adopted in the ARPA community.
                                                                                 7. MADCOW. Multi-Site Data Collection for a Spoken Language
 6. CONCLUSION AND FUTURE DIRECTIONS                                                Corpus. In Proceedings of DARPA Speech and Natural Lan-
                                                                                    guage Workshop, February 1992.
In this paper, we have presented a stochastic case frame approach
for natural spoken language understanding as an alternative to the               8. S. Miller, M. Bates, R. Bobrow, R. Ingria, J. Makhoul, and
system of rules for semantic analysis previously described. The                     R. Schwartz. Recent Progress in Hidden Understanding Mod-
strength of the stochastic method is that it limits the human effort in             els. In Proceedings of ARPA Workshop on Human Language
system development to the tasks of data labeling and maintenance of                 Technology, January 1994.
the conceptual preprocessing component. The labeling task is much                                                          e           ´
                                                                                 9. W. Minker and S.K. Bennacef. Compr´ hension et Evaluation
simpler than maintainance (and extension) of the case-frame gram-                                                                    e     ´
                                                                                    dans le Domaine ATIS. In Proceedingsof the Journ´ esd’Etudes
mar rules. A multi-level evaluation method has been used, that in-                  en Parole, JEP, June 1996. English version: W. Minker. An En-
volves performance tests on different semantic levels, including the                glish Version of the LIMSI L’ATIS System Technical Report

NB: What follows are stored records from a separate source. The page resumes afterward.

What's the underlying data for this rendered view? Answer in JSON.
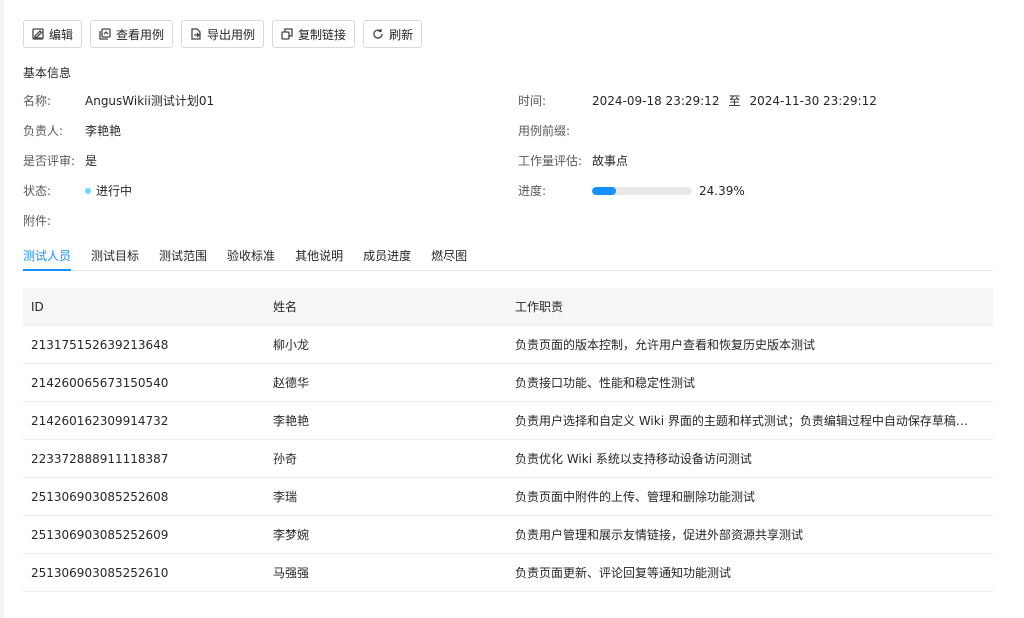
{
  "toolbar": {
    "buttons": [
      {
        "label": "编辑",
        "icon": "edit-icon"
      },
      {
        "label": "查看用例",
        "icon": "view-cases-icon"
      },
      {
        "label": "导出用例",
        "icon": "export-icon"
      },
      {
        "label": "复制链接",
        "icon": "copy-icon"
      },
      {
        "label": "刷新",
        "icon": "refresh-icon"
      }
    ]
  },
  "basic_info": {
    "title": "基本信息",
    "name_label": "名称:",
    "name_value": "AngusWikii测试计划01",
    "owner_label": "负责人:",
    "owner_value": "李艳艳",
    "review_label": "是否评审:",
    "review_value": "是",
    "status_label": "状态:",
    "status_value": "进行中",
    "status_color": "#67d7ff",
    "attachment_label": "附件:",
    "time_label": "时间:",
    "time_start": "2024-09-18 23:29:12",
    "time_sep": "至",
    "time_end": "2024-11-30 23:29:12",
    "prefix_label": "用例前缀:",
    "workload_label": "工作量评估:",
    "workload_value": "故事点",
    "progress_label": "进度:",
    "progress_percent": 24.39,
    "progress_text": "24.39%",
    "progress_color": "#1890ff"
  },
  "tabs": [
    {
      "label": "测试人员",
      "active": true
    },
    {
      "label": "测试目标",
      "active": false
    },
    {
      "label": "测试范围",
      "active": false
    },
    {
      "label": "验收标准",
      "active": false
    },
    {
      "label": "其他说明",
      "active": false
    },
    {
      "label": "成员进度",
      "active": false
    },
    {
      "label": "燃尽图",
      "active": false
    }
  ],
  "table": {
    "headers": {
      "id": "ID",
      "name": "姓名",
      "duty": "工作职责"
    },
    "rows": [
      {
        "id": "213175152639213648",
        "name": "柳小龙",
        "duty": "负责页面的版本控制，允许用户查看和恢复历史版本测试"
      },
      {
        "id": "214260065673150540",
        "name": "赵德华",
        "duty": "负责接口功能、性能和稳定性测试"
      },
      {
        "id": "214260162309914732",
        "name": "李艳艳",
        "duty": "负责用户选择和自定义 Wiki 界面的主题和样式测试；负责编辑过程中自动保存草稿，..."
      },
      {
        "id": "223372888911118387",
        "name": "孙奇",
        "duty": "负责优化 Wiki 系统以支持移动设备访问测试"
      },
      {
        "id": "251306903085252608",
        "name": "李瑞",
        "duty": "负责页面中附件的上传、管理和删除功能测试"
      },
      {
        "id": "251306903085252609",
        "name": "李梦婉",
        "duty": "负责用户管理和展示友情链接，促进外部资源共享测试"
      },
      {
        "id": "251306903085252610",
        "name": "马强强",
        "duty": "负责页面更新、评论回复等通知功能测试"
      }
    ]
  }
}
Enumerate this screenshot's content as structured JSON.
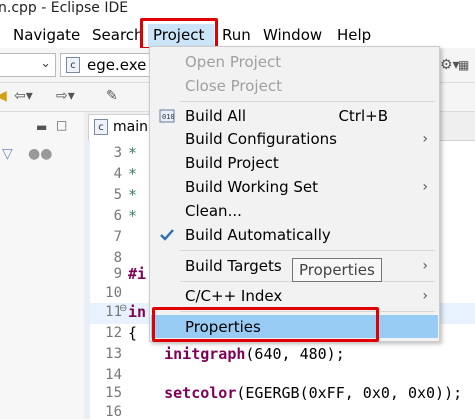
{
  "window": {
    "title": "n.cpp - Eclipse IDE"
  },
  "menubar": {
    "items": [
      {
        "label": "Navigate"
      },
      {
        "label": "Search"
      },
      {
        "label": "Project"
      },
      {
        "label": "Run"
      },
      {
        "label": "Window"
      },
      {
        "label": "Help"
      }
    ]
  },
  "toolbar": {
    "launch_target": "ege.exe"
  },
  "editor": {
    "tab_label": "main.",
    "lines": [
      {
        "num": "3",
        "text": "*"
      },
      {
        "num": "4",
        "text": "*"
      },
      {
        "num": "5",
        "text": "*"
      },
      {
        "num": "6",
        "text": "*"
      },
      {
        "num": "7",
        "text": ""
      },
      {
        "num": "8",
        "text": ""
      },
      {
        "num": "9",
        "text": "#i"
      },
      {
        "num": "10",
        "text": ""
      },
      {
        "num": "11",
        "text": "in"
      },
      {
        "num": "12",
        "text": "{"
      },
      {
        "num": "13",
        "text": "    initgraph(640, 480);"
      },
      {
        "num": "14",
        "text": ""
      },
      {
        "num": "15",
        "text": "    setcolor(EGERGB(0xFF, 0x0, 0x0));"
      },
      {
        "num": "16",
        "text": ""
      }
    ]
  },
  "project_menu": {
    "open_project": "Open Project",
    "close_project": "Close Project",
    "build_all": "Build All",
    "build_all_shortcut": "Ctrl+B",
    "build_configurations": "Build Configurations",
    "build_project": "Build Project",
    "build_working_set": "Build Working Set",
    "clean": "Clean...",
    "build_automatically": "Build Automatically",
    "build_targets": "Build Targets",
    "cpp_index": "C/C++ Index",
    "properties": "Properties"
  },
  "tooltip": {
    "text": "Properties"
  },
  "colors": {
    "highlight": "#99ccf5",
    "annotation_red": "#e00000",
    "keyword": "#7f0055",
    "comment": "#3f7f5f"
  }
}
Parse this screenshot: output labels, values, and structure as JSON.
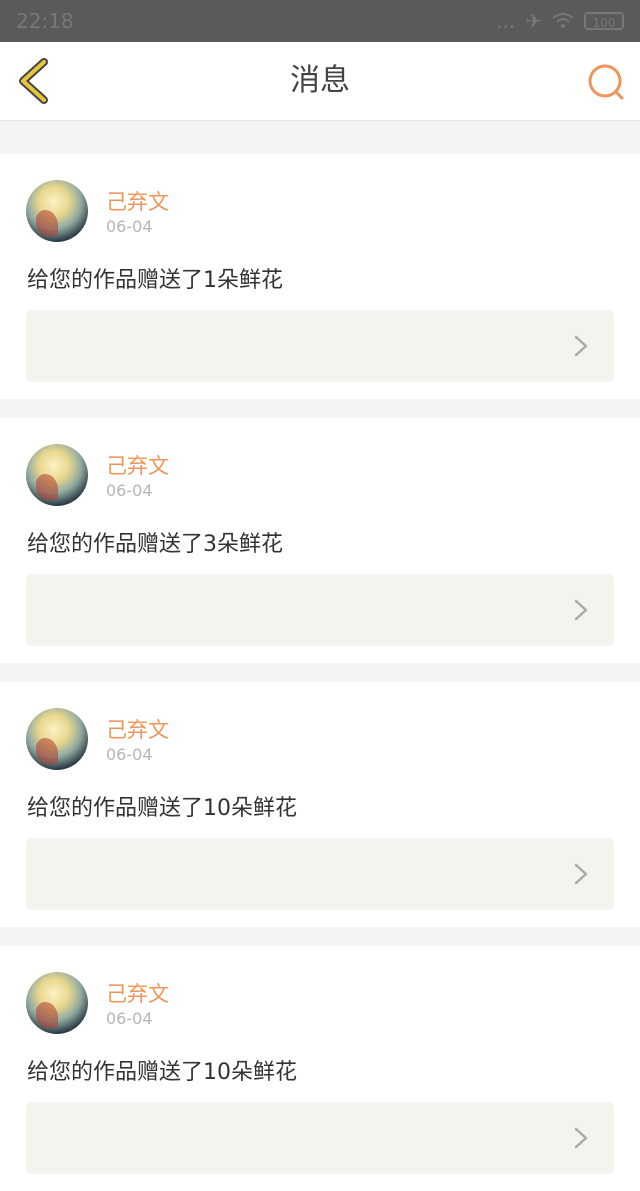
{
  "status_bar": {
    "time": "22:18",
    "signal": "...",
    "battery": "100"
  },
  "nav": {
    "title": "消息",
    "back_icon": "chevron-left-icon",
    "search_icon": "search-icon"
  },
  "messages": [
    {
      "username": "己弃文",
      "date": "06-04",
      "text": "给您的作品赠送了1朵鲜花"
    },
    {
      "username": "己弃文",
      "date": "06-04",
      "text": "给您的作品赠送了3朵鲜花"
    },
    {
      "username": "己弃文",
      "date": "06-04",
      "text": "给您的作品赠送了10朵鲜花"
    },
    {
      "username": "己弃文",
      "date": "06-04",
      "text": "给您的作品赠送了10朵鲜花"
    }
  ],
  "colors": {
    "accent": "#f0955a",
    "back_arrow": "#e8c63a",
    "page_bg": "#f4f4f4",
    "link_bg": "#f4f4ef"
  }
}
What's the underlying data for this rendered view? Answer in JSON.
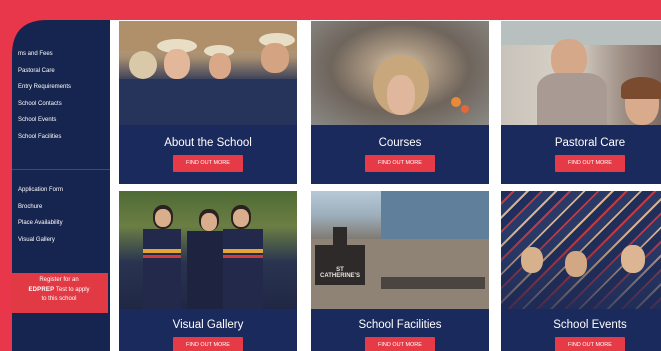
{
  "sidebar": {
    "nav_primary": [
      {
        "label": "ms and Fees"
      },
      {
        "label": "Pastoral Care"
      },
      {
        "label": "Entry Requirements"
      },
      {
        "label": "School Contacts"
      },
      {
        "label": "School Events"
      },
      {
        "label": "School Facilities"
      }
    ],
    "nav_secondary": [
      {
        "label": "Application Form"
      },
      {
        "label": "Brochure"
      },
      {
        "label": "Place Availability"
      },
      {
        "label": "Visual Gallery"
      }
    ],
    "register": {
      "line1": "Register for an",
      "brand": "EDPREP",
      "line2": "Test to apply",
      "line3": "to this school"
    }
  },
  "cards": [
    {
      "title": "About the School",
      "button": "FIND OUT MORE"
    },
    {
      "title": "Courses",
      "button": "FIND OUT MORE"
    },
    {
      "title": "Pastoral Care",
      "button": "FIND OUT MORE"
    },
    {
      "title": "Visual Gallery",
      "button": "FIND OUT MORE"
    },
    {
      "title": "School Facilities",
      "button": "FIND OUT MORE"
    },
    {
      "title": "School Events",
      "button": "FIND OUT MORE"
    }
  ],
  "signage": {
    "text": "ST CATHERINE'S"
  },
  "colors": {
    "frame_red": "#e8364a",
    "navy": "#16254f",
    "card_navy": "#1b2a5c",
    "button_red": "#e63a47"
  }
}
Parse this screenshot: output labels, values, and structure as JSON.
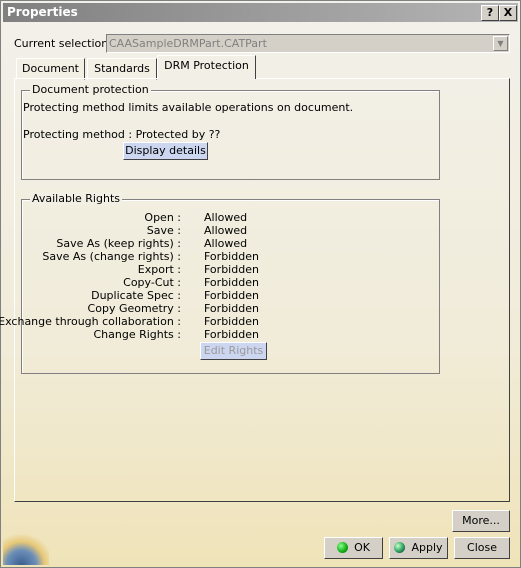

database response level adopted in the ARPA community.                              9512, LIMSI-CNRS, April 1995. Notes et Documents LIMSI.
Error analysis of this simple stochastic system revealed an essential
problem related to the lack of contextual information, as well as the
difficulty to update the response generation part in global systems
performance. We are now planning to introduce broad contextual
information into the stochastic model to improve performance. We
also are investigating the use of a domain-independent morphologic